[Opening SOURCE DATA section]

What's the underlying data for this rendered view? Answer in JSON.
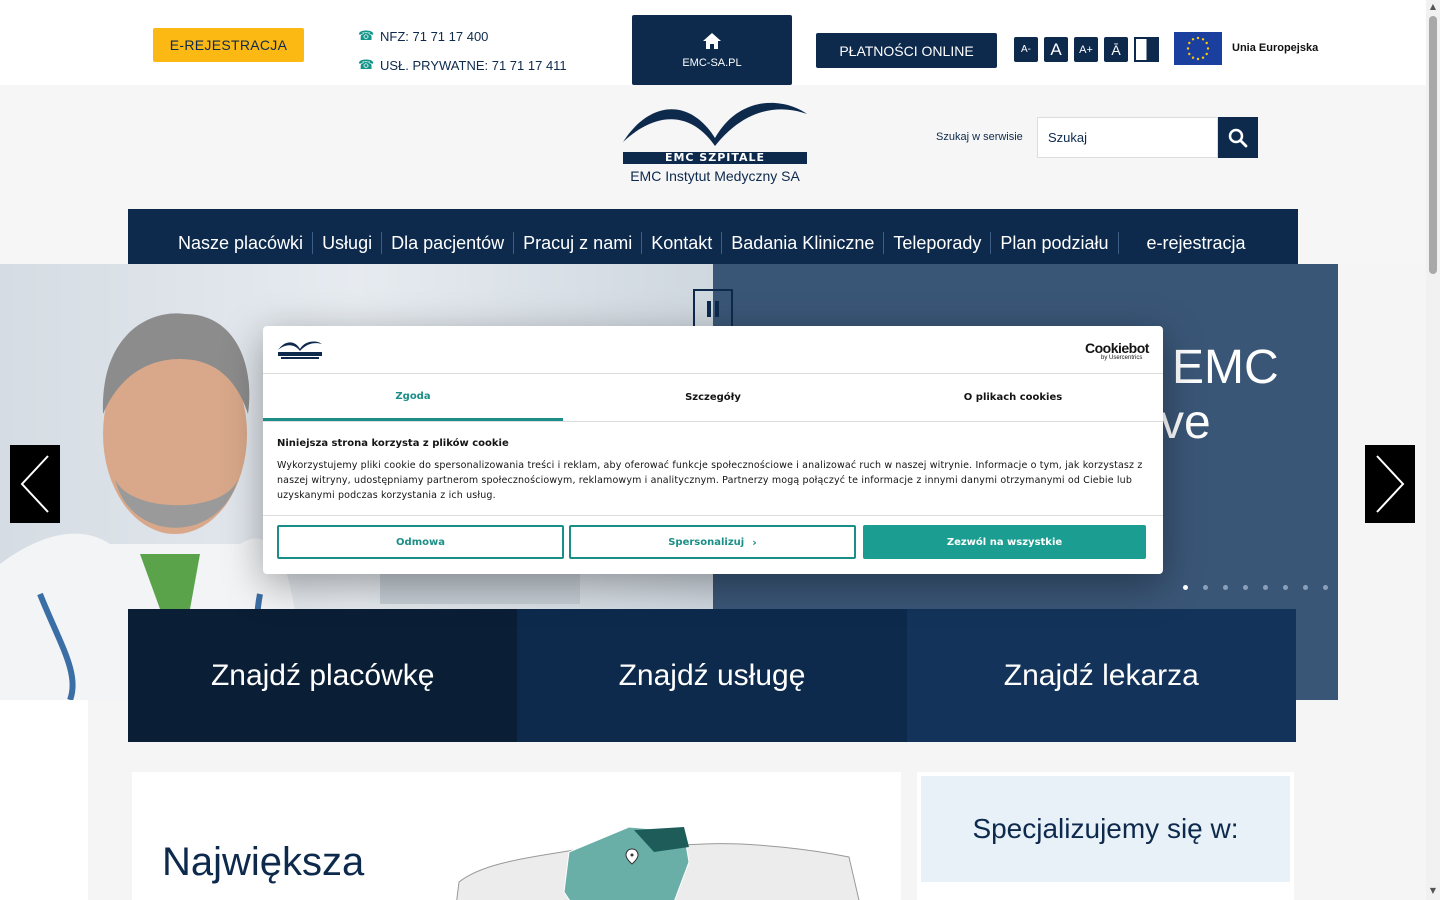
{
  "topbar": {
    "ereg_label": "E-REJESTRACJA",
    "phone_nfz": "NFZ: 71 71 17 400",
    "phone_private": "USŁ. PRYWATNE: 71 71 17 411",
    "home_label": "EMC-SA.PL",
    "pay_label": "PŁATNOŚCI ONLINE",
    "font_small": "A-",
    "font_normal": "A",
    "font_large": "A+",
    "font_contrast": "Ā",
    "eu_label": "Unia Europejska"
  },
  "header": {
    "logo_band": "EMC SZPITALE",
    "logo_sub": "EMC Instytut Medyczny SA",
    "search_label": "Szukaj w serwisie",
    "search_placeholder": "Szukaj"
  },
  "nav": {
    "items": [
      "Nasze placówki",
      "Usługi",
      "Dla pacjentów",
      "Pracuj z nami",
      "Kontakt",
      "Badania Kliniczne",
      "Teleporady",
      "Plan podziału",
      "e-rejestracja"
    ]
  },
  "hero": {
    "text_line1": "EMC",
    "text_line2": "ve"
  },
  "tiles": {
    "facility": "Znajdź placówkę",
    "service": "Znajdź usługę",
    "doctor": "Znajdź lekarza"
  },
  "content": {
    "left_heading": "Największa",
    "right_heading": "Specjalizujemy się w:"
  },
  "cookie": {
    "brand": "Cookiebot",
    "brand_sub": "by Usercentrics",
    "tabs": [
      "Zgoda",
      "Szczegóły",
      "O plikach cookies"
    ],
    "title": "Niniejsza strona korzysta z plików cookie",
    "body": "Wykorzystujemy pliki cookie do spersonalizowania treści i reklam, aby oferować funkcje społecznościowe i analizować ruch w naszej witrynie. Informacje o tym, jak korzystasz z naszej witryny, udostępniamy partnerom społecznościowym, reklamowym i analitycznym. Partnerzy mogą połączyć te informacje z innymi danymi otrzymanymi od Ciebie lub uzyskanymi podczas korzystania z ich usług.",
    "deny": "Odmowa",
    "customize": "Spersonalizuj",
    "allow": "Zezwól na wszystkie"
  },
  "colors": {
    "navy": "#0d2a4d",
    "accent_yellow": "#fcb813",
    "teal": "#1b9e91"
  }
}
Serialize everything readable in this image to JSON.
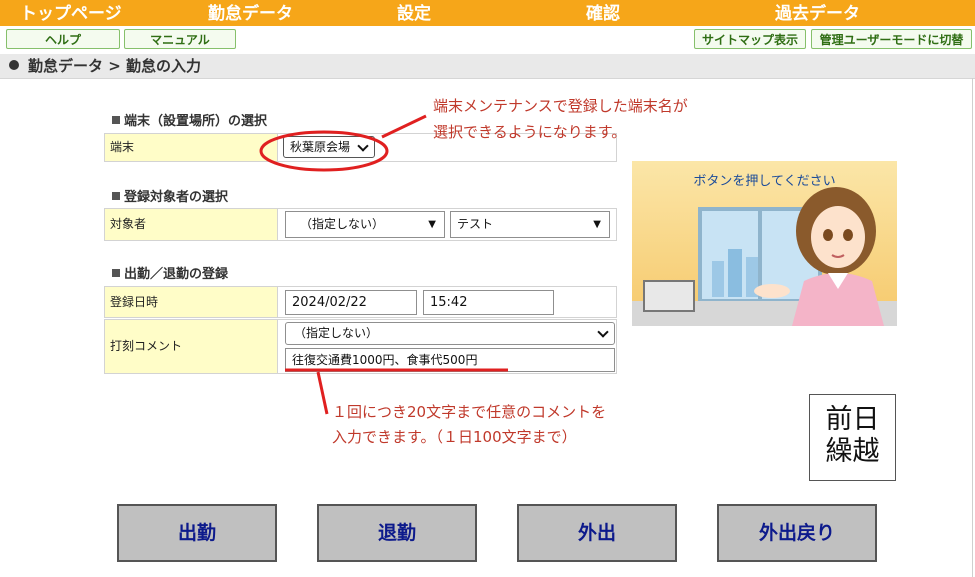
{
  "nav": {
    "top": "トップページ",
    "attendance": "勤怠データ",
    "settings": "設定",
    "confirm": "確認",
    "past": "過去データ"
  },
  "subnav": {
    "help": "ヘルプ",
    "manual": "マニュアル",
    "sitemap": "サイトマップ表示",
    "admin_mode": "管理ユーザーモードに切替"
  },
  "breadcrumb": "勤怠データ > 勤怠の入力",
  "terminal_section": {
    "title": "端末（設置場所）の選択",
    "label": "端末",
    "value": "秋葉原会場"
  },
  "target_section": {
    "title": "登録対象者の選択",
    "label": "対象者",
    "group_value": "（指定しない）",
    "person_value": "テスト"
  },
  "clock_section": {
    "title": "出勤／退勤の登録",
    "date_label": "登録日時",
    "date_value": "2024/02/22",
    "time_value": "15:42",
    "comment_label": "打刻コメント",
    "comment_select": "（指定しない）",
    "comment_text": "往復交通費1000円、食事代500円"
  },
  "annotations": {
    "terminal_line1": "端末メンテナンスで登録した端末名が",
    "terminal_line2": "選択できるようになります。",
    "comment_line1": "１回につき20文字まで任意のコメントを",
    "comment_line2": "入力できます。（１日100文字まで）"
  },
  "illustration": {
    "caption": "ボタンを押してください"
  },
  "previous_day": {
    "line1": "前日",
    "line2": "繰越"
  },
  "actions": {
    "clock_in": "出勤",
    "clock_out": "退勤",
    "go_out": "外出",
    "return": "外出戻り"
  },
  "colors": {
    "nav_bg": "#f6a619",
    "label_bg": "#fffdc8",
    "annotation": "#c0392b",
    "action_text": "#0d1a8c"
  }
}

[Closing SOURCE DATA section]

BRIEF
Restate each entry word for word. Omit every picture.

ANSWER TO THE PROBLEM
What's the underlying data for this rendered view? Answer in JSON.
{
  "topbar": {
    "ereg_label": "E-REJESTRACJA",
    "phone_nfz": "NFZ: 71 71 17 400",
    "phone_private": "USŁ. PRYWATNE: 71 71 17 411",
    "home_label": "EMC-SA.PL",
    "pay_label": "PŁATNOŚCI ONLINE",
    "font_small": "A-",
    "font_normal": "A",
    "font_large": "A+",
    "font_contrast": "Ā",
    "eu_label": "Unia Europejska"
  },
  "header": {
    "logo_band": "EMC SZPITALE",
    "logo_sub": "EMC Instytut Medyczny SA",
    "search_label": "Szukaj w serwisie",
    "search_placeholder": "Szukaj"
  },
  "nav": {
    "items": [
      "Nasze placówki",
      "Usługi",
      "Dla pacjentów",
      "Pracuj z nami",
      "Kontakt",
      "Badania Kliniczne",
      "Teleporady",
      "Plan podziału",
      "e-rejestracja"
    ]
  },
  "hero": {
    "text_line1": "EMC",
    "text_line2": "ve"
  },
  "tiles": {
    "facility": "Znajdź placówkę",
    "service": "Znajdź usługę",
    "doctor": "Znajdź lekarza"
  },
  "content": {
    "left_heading": "Największa",
    "right_heading": "Specjalizujemy się w:"
  },
  "cookie": {
    "brand": "Cookiebot",
    "brand_sub": "by Usercentrics",
    "tabs": [
      "Zgoda",
      "Szczegóły",
      "O plikach cookies"
    ],
    "title": "Niniejsza strona korzysta z plików cookie",
    "body": "Wykorzystujemy pliki cookie do spersonalizowania treści i reklam, aby oferować funkcje społecznościowe i analizować ruch w naszej witrynie. Informacje o tym, jak korzystasz z naszej witryny, udostępniamy partnerom społecznościowym, reklamowym i analitycznym. Partnerzy mogą połączyć te informacje z innymi danymi otrzymanymi od Ciebie lub uzyskanymi podczas korzystania z ich usług.",
    "deny": "Odmowa",
    "customize": "Spersonalizuj",
    "allow": "Zezwól na wszystkie"
  },
  "colors": {
    "navy": "#0d2a4d",
    "accent_yellow": "#fcb813",
    "teal": "#1b9e91"
  }
}
Serialize everything readable in this image to JSON.
{
  "nav": {
    "top": "トップページ",
    "attendance": "勤怠データ",
    "settings": "設定",
    "confirm": "確認",
    "past": "過去データ"
  },
  "subnav": {
    "help": "ヘルプ",
    "manual": "マニュアル",
    "sitemap": "サイトマップ表示",
    "admin_mode": "管理ユーザーモードに切替"
  },
  "breadcrumb": "勤怠データ > 勤怠の入力",
  "terminal_section": {
    "title": "端末（設置場所）の選択",
    "label": "端末",
    "value": "秋葉原会場"
  },
  "target_section": {
    "title": "登録対象者の選択",
    "label": "対象者",
    "group_value": "（指定しない）",
    "person_value": "テスト"
  },
  "clock_section": {
    "title": "出勤／退勤の登録",
    "date_label": "登録日時",
    "date_value": "2024/02/22",
    "time_value": "15:42",
    "comment_label": "打刻コメント",
    "comment_select": "（指定しない）",
    "comment_text": "往復交通費1000円、食事代500円"
  },
  "annotations": {
    "terminal_line1": "端末メンテナンスで登録した端末名が",
    "terminal_line2": "選択できるようになります。",
    "comment_line1": "１回につき20文字まで任意のコメントを",
    "comment_line2": "入力できます。（１日100文字まで）"
  },
  "illustration": {
    "caption": "ボタンを押してください"
  },
  "previous_day": {
    "line1": "前日",
    "line2": "繰越"
  },
  "actions": {
    "clock_in": "出勤",
    "clock_out": "退勤",
    "go_out": "外出",
    "return": "外出戻り"
  },
  "colors": {
    "nav_bg": "#f6a619",
    "label_bg": "#fffdc8",
    "annotation": "#c0392b",
    "action_text": "#0d1a8c"
  }
}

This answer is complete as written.